● **What to work on**
Please work out how many of the lines below include "legend". Only the number should be given.

⟨

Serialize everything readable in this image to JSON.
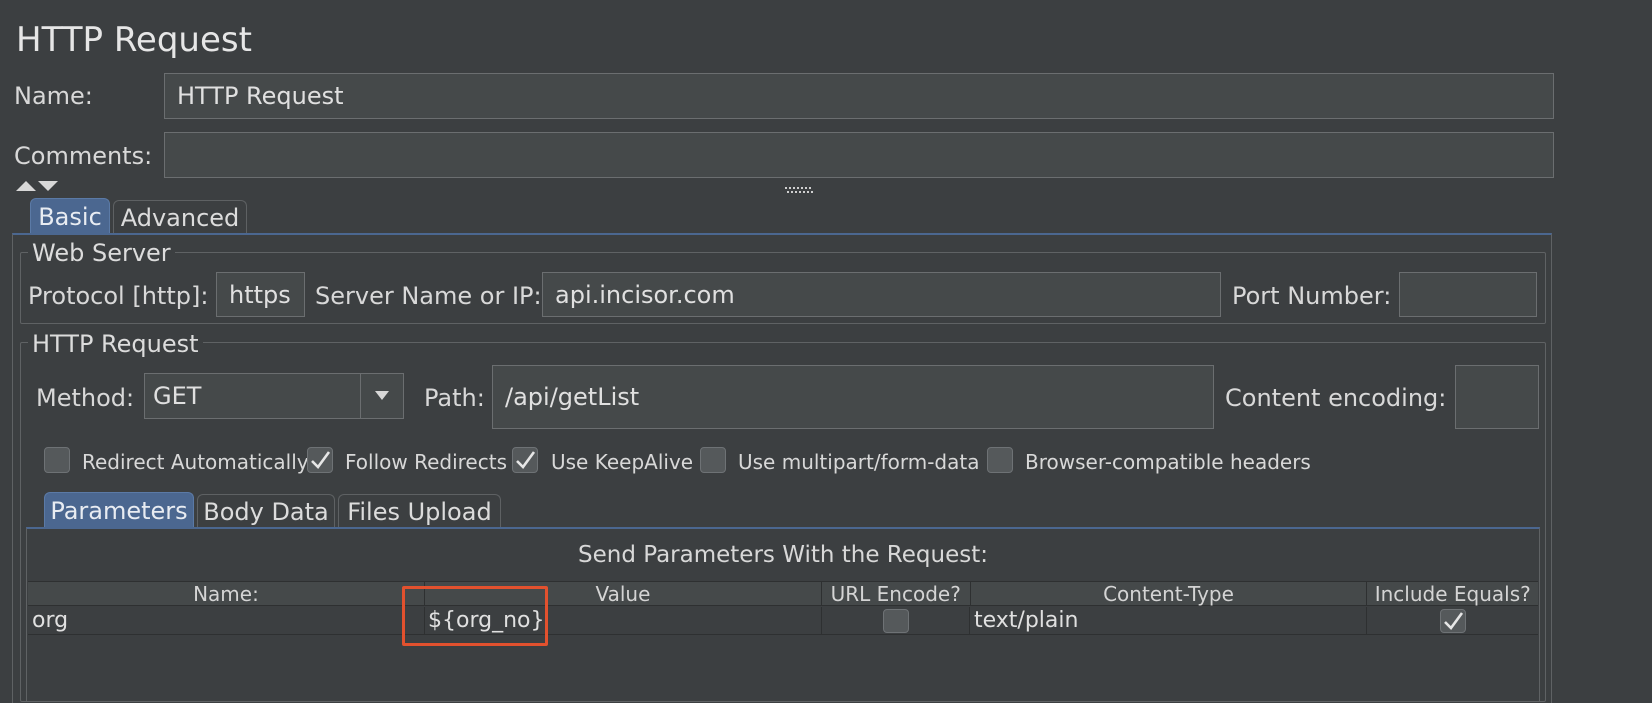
{
  "window": {
    "title": "HTTP Request"
  },
  "name_row": {
    "label": "Name:",
    "value": "HTTP Request"
  },
  "comments_row": {
    "label": "Comments:",
    "value": ""
  },
  "tabs": [
    {
      "label": "Basic",
      "active": true
    },
    {
      "label": "Advanced",
      "active": false
    }
  ],
  "web_server": {
    "legend": "Web Server",
    "protocol_label": "Protocol [http]:",
    "protocol_value": "https",
    "server_label": "Server Name or IP:",
    "server_value": "api.incisor.com",
    "port_label": "Port Number:",
    "port_value": ""
  },
  "http_request": {
    "legend": "HTTP Request",
    "method_label": "Method:",
    "method_value": "GET",
    "path_label": "Path:",
    "path_value": "/api/getList",
    "encoding_label": "Content encoding:",
    "encoding_value": "",
    "checkboxes": [
      {
        "label": "Redirect Automatically",
        "checked": false
      },
      {
        "label": "Follow Redirects",
        "checked": true
      },
      {
        "label": "Use KeepAlive",
        "checked": true
      },
      {
        "label": "Use multipart/form-data",
        "checked": false
      },
      {
        "label": "Browser-compatible headers",
        "checked": false
      }
    ]
  },
  "param_tabs": [
    {
      "label": "Parameters",
      "active": true
    },
    {
      "label": "Body Data",
      "active": false
    },
    {
      "label": "Files Upload",
      "active": false
    }
  ],
  "params": {
    "title": "Send Parameters With the Request:",
    "columns": [
      "Name:",
      "Value",
      "URL Encode?",
      "Content-Type",
      "Include Equals?"
    ],
    "rows": [
      {
        "name": "org",
        "value": "${org_no}",
        "url_encode": false,
        "content_type": "text/plain",
        "include_equals": true
      }
    ],
    "highlight_color": "#e2512e"
  },
  "colors": {
    "background": "#3c3f41",
    "active_tab": "#4b6790",
    "field": "#45494a"
  }
}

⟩

● **Task answer**
2